Clancy's financial services research has included co-authoring a study of hedge funds and systemic risk, examining the regulatory structure of broker dealers and investment advisors for the SEC and evaluating how assets are valued (historical cost vs mark-to-market accounting) and whether that led to risk accumulation problems or market distortion during the financial crisis. She is currently leading a study of blockchain technology and its implications for the financial services sector.

Prior to joining RAND, Noreen worked at the National Oceanic and Atmospheric Administration and the President’s Council on Environmental Quality. She holds an M.S. in environmental science and policy from Johns Hopkins University.


  • Houses are seen partially submerged in flood waters caused by Tropical Storm Harvey in Northwest Houston, Texas, August 30, 2017

    Why Houstonians Didn't Buy Flood Insurance

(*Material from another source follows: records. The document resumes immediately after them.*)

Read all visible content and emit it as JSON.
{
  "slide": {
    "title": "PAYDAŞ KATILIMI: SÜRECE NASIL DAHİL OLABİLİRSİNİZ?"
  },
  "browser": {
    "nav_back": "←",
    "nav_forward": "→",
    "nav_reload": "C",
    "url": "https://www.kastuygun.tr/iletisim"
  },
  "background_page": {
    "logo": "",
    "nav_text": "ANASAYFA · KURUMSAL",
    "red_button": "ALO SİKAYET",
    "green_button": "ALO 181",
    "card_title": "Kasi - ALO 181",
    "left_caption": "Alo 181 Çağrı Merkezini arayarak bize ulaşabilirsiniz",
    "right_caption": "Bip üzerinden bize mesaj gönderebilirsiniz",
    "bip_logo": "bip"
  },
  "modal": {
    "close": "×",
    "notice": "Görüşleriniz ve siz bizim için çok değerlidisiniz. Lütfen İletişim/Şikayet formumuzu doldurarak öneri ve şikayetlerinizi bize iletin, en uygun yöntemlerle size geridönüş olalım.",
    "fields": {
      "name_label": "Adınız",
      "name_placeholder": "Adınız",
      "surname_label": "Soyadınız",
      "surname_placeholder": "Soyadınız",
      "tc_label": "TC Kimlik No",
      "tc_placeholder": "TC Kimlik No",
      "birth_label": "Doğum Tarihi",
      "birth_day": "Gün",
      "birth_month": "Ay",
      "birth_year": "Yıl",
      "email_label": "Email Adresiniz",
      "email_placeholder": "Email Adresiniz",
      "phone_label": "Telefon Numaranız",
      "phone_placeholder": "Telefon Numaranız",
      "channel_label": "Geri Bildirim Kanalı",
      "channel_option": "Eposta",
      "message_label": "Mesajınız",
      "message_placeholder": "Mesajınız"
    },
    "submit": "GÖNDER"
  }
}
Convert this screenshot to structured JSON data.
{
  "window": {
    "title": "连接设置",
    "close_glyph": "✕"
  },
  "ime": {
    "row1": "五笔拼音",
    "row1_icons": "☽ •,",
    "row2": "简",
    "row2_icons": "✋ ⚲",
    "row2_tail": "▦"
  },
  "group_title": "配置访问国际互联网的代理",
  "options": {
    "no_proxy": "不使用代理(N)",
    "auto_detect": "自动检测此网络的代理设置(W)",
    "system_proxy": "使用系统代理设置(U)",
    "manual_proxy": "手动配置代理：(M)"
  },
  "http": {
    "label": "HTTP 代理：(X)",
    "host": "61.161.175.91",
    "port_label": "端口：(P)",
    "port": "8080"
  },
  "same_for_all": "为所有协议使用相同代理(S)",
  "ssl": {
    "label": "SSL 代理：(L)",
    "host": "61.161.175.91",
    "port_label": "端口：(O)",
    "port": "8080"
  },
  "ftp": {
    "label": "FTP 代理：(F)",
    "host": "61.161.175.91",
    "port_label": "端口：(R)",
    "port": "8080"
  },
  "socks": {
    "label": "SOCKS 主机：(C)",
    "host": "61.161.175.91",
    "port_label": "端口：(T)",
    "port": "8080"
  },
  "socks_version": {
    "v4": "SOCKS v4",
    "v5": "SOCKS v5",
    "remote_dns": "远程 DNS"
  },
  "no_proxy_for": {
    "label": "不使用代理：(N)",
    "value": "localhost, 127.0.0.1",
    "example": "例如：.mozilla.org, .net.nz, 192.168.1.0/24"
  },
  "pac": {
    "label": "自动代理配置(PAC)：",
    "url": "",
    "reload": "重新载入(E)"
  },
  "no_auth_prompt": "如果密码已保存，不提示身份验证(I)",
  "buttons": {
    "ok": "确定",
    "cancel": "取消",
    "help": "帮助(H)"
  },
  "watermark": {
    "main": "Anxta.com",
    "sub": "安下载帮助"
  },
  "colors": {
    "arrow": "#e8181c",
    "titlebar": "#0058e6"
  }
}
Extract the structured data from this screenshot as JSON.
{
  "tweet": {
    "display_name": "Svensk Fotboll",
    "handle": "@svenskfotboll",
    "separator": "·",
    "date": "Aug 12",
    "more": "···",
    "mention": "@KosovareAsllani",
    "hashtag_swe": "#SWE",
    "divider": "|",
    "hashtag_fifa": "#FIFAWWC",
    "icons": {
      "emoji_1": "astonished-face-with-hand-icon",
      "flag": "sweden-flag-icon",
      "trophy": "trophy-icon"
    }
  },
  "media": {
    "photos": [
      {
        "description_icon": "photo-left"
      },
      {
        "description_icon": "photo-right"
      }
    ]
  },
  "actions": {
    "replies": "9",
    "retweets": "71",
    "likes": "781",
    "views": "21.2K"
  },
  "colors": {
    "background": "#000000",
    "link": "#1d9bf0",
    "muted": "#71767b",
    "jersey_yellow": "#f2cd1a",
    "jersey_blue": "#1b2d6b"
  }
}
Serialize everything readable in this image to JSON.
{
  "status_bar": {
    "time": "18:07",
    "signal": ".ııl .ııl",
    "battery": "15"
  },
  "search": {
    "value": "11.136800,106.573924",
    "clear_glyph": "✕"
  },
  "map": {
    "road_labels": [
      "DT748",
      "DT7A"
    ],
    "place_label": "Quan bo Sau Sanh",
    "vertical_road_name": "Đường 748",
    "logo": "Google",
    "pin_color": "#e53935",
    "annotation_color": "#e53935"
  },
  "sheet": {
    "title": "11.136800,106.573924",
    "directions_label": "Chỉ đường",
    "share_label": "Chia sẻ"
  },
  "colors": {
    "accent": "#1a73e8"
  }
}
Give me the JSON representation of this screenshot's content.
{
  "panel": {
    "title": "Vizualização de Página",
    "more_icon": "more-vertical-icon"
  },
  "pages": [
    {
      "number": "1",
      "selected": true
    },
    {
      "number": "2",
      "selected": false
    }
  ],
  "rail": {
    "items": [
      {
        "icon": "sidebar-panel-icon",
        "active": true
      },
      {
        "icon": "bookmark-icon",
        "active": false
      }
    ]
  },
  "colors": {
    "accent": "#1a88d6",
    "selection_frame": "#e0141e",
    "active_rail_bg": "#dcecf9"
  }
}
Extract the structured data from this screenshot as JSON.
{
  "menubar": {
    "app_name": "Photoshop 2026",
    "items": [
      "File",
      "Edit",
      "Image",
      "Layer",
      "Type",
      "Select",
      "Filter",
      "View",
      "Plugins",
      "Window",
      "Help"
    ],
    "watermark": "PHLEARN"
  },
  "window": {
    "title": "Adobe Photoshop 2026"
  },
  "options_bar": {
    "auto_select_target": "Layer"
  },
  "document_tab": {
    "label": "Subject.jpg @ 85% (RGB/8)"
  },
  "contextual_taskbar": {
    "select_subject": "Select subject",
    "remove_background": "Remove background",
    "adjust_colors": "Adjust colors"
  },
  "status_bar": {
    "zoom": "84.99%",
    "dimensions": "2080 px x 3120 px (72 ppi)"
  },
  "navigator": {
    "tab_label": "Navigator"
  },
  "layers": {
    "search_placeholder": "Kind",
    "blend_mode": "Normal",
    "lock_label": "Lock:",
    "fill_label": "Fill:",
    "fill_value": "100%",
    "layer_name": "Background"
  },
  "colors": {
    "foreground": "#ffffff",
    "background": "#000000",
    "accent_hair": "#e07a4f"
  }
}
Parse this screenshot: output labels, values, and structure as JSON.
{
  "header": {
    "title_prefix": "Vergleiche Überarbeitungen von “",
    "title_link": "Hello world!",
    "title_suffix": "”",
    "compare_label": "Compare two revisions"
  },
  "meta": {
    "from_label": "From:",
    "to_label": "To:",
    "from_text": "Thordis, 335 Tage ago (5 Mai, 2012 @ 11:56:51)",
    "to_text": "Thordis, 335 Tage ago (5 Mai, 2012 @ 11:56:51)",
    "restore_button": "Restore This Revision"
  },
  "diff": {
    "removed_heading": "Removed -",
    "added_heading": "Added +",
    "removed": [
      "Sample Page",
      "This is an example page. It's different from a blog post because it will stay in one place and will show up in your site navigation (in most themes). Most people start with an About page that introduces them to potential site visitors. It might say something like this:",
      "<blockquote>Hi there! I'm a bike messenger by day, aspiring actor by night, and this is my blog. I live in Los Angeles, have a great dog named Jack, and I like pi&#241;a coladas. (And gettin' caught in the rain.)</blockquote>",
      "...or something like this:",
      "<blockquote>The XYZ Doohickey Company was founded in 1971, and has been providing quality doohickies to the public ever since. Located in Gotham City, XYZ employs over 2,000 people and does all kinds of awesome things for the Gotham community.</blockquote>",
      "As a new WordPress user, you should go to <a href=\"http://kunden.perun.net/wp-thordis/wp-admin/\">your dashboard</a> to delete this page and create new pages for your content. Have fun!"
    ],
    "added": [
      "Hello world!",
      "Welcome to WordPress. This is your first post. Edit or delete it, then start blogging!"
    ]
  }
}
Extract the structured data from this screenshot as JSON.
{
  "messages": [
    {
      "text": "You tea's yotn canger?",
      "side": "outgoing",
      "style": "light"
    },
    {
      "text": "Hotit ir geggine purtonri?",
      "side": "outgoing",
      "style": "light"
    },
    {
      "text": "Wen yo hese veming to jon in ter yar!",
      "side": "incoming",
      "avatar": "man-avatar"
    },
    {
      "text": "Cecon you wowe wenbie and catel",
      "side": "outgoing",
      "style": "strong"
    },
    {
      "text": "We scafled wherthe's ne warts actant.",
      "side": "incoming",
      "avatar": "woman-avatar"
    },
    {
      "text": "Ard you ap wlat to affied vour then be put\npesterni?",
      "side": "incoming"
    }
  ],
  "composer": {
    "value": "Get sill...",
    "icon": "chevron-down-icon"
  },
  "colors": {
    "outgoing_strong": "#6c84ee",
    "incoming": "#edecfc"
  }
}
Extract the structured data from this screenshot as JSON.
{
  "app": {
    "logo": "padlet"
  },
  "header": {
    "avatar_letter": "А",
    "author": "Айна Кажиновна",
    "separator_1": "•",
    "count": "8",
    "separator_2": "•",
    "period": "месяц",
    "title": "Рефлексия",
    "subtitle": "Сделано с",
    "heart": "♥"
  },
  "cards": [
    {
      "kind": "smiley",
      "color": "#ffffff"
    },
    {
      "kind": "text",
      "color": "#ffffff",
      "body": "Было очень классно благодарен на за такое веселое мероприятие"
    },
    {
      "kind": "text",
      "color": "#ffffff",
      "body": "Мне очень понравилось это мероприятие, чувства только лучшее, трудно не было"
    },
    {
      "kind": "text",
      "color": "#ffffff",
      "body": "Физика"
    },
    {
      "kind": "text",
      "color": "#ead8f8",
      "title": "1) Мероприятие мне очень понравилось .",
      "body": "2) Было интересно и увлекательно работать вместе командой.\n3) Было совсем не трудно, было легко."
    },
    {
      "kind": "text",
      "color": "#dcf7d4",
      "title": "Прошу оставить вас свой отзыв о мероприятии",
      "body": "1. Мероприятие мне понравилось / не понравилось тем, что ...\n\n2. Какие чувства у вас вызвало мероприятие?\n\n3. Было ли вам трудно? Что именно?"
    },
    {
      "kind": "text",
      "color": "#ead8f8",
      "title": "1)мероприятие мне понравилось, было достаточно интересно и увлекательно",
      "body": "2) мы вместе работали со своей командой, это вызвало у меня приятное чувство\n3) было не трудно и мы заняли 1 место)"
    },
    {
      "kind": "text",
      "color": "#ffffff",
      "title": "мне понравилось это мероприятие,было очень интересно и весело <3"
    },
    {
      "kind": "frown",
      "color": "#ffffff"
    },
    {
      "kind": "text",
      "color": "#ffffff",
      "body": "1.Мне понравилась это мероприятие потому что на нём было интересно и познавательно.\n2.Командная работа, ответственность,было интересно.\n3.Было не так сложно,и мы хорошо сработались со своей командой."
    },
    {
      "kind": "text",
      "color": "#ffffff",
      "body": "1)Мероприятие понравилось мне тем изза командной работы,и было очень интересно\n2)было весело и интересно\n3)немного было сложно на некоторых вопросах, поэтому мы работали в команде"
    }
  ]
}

    Thousands of Houston-area homeowners will face massive, uninsured losses due to flood damage. Few homeowners buy flood insurance unless they are required to, and it's only mandatory for homes with mortgages located in FEMA-defined high-risk flood zones. People tend to ignore low-probability risks.

    Sep 12, 2017 The RAND Blog

  • An ocean gas rig emits plumes of smoke

    Global Methane Initiative: Converting Harmful Emissions to Usable Energy

    Carbon dioxide has garnered the most attention in the climate change debate because it accounts for the bulk of greenhouse gas emissions. But there is good reason to worry about methane, say Nicholas Burger and Noreen Clancy.

    Feb 6, 2013 The RAND Blog